Transactions are the primary unit of concurrent work on a database, allowing a set of changes to be committed into the database atomically. Most database systems guarantee a set of invariants within a transaction called ACID properties.

Atomicity guarantees that all changes in a transaction guarantees that all changes in the transaction will be committed or rolled back - a transaction is never partially applied.

Consistency guarantees that the transaction cannot leave data in an invalid state, including validity checks applied by database constriants.

Isolation guarantees that a transaction cannot interfere with data being used by another transaction. In practice, this constraint is often relaxed to trade consistency for performance by setting the isolation level of the transaction.

Durability guarantees that if a transaction is reported to the client as being committed that the database manager can guarantee that transaction has been committed and the changes stored permanently.

Within a simple transaction the semantics implied by ACID are fairly straightforward, but they can get more complex with more complex transaction semantics.

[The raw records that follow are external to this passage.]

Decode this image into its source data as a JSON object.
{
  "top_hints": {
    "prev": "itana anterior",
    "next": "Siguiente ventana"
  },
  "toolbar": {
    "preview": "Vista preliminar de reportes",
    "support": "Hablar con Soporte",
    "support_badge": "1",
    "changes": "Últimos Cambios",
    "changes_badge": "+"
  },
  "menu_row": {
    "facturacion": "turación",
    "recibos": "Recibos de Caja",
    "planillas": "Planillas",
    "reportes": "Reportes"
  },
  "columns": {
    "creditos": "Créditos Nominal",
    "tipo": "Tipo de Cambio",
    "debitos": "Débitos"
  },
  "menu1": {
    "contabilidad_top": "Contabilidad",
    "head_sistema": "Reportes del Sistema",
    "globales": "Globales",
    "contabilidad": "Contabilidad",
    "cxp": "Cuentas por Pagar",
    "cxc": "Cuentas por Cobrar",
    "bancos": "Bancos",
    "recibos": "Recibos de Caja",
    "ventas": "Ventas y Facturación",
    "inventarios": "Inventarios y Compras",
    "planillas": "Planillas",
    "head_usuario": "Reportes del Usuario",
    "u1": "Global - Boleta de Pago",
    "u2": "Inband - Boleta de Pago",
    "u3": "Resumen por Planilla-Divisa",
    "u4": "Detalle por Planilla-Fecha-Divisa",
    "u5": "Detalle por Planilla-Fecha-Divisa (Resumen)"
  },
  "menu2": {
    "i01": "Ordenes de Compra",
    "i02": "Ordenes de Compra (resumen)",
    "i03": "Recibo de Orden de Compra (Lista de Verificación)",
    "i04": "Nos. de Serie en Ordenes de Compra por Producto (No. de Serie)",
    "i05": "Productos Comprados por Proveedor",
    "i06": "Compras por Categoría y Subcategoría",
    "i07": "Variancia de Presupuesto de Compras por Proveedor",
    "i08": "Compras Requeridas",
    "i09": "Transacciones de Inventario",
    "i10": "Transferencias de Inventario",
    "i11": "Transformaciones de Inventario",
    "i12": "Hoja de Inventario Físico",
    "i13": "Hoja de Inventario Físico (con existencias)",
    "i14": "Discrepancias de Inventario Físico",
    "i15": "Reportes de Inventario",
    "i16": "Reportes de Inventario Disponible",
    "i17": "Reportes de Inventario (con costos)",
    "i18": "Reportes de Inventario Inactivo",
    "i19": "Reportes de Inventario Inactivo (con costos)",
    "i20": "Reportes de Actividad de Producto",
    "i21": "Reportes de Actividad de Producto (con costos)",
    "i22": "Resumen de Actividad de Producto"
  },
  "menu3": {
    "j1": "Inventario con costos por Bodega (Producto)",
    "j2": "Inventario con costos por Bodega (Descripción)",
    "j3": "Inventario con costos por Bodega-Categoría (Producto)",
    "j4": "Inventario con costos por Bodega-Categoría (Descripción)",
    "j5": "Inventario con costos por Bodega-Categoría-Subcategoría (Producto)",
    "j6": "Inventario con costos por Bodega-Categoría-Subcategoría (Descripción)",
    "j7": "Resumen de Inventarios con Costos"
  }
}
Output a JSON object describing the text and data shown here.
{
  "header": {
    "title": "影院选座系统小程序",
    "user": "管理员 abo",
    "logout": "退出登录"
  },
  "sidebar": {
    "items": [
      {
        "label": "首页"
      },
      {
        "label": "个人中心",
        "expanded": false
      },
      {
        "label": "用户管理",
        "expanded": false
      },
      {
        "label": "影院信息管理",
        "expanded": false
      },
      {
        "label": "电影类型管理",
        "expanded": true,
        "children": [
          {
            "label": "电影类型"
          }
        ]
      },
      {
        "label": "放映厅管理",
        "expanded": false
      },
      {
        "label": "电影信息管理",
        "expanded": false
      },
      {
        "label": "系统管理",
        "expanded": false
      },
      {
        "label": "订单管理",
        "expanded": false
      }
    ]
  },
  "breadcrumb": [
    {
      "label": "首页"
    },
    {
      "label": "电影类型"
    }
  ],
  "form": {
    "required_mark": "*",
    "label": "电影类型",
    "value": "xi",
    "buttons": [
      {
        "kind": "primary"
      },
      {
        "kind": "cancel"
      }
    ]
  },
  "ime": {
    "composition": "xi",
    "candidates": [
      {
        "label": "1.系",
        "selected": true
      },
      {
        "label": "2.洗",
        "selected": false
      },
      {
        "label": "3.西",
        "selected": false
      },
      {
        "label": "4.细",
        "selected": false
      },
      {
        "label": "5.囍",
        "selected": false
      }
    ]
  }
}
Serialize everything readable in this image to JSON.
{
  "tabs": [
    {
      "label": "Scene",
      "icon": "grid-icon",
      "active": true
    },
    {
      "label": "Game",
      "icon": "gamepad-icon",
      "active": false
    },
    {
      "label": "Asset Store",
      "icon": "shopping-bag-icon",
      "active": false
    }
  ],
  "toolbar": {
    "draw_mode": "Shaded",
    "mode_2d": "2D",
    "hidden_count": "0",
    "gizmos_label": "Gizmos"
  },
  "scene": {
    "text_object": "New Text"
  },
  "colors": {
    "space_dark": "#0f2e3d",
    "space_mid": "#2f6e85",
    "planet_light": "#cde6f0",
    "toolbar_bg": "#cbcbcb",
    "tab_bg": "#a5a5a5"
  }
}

Distributed transactions guarantee ACID properties across multiple database systems or other resource managers for a transaction through a protocol known as two-phase commit. In this type of protocol each resource manager1 is asked to guarantee the ability to commit and then subsequently asked to actually commit the transaction. The transaction is not reported as committed until all resource managers have reported successful commits.

Nested or chained transactions allow parts of a transaction to be committed, but then rolled back if an error is encountered at a higher level. Rollback at any level aborts the whole transaction. This mechanism is useful for ensuring consistency across a complex transaction involving multiple operations.

Autonomous transactions allow certain updates to break off from the parent transaction context and commit autonomously. This is useful for (for example) ensuring that loggng information persists when an error causes the rollback of a parent transaction. Not all DBMS platforms support autonomous transactions.

The definitive book on transaction processing systems architecture is Grey and Reuters Transaction Processing: Concepts and Techniques (ISBN 978-1558601901).

1In transaction processing terminology a resource manager is something like a database management system that participates in a distributed transaction.